Accurately counting the number of cells in microscopy images is required in many medical diagnosis and biological studies. This task is tedious, time-consuming, and prone to subjective errors. However, designing automatic counting methods remains challenging due to low image contrast, complex background, large variance in cell shapes and counts, and significant cell occlusions in two-dimensional microscopy images. In this study, we proposed a new density regression-based method for automatically counting cells in microscopy images. The proposed method processes two innovations compared to other state-of-the-art density regression-based methods. First, the density regression model (DRM) is designed as a concatenated fully convolutional regression network (C-FCRN) to employ multi-scale image features for the estimation of cell density maps from given images. Second, auxiliary convolutional neural networks (AuxCNNs) are employed to assist in the training of intermediate layers of the designed C-FCRN to improve the DRM performance on unseen datasets.

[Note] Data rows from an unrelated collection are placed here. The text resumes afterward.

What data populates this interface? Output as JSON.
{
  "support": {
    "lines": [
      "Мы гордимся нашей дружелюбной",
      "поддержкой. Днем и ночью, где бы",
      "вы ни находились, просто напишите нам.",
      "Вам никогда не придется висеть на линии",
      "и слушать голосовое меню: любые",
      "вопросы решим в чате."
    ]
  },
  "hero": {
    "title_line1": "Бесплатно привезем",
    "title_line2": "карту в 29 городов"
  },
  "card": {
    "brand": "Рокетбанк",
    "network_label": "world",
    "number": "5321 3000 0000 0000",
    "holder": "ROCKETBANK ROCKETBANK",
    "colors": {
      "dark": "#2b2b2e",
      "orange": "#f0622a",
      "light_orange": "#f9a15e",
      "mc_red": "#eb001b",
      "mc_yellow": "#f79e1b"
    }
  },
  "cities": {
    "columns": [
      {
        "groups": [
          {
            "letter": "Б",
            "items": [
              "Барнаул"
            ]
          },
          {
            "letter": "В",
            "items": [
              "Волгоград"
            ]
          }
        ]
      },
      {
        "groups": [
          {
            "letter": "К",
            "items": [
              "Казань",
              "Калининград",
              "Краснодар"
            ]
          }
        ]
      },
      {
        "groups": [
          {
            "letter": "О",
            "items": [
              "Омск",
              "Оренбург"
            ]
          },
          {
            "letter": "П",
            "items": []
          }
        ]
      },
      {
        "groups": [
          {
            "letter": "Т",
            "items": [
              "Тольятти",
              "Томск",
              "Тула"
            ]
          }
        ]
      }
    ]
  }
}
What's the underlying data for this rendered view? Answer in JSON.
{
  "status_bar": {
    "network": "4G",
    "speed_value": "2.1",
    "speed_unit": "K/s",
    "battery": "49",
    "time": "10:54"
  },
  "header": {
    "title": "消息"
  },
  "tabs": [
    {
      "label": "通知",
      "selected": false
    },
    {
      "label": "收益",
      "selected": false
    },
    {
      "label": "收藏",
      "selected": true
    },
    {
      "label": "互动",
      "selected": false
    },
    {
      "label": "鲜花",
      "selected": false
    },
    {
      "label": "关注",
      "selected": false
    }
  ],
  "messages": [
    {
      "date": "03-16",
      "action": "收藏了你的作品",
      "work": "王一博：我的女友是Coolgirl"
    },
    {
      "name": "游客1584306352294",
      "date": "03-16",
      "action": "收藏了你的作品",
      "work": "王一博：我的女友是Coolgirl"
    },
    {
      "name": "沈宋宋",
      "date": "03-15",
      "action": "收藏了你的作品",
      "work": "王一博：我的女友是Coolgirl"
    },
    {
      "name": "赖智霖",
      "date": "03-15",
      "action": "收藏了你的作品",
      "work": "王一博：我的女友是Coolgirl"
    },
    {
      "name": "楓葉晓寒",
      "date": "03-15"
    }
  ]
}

Experimental studies evaluated on four datasets demonstrate the superior performance of the proposed method.
- Automatic cell counting
- Deeply-supervised learning
- Fully convolutional neural network
- Microscopy images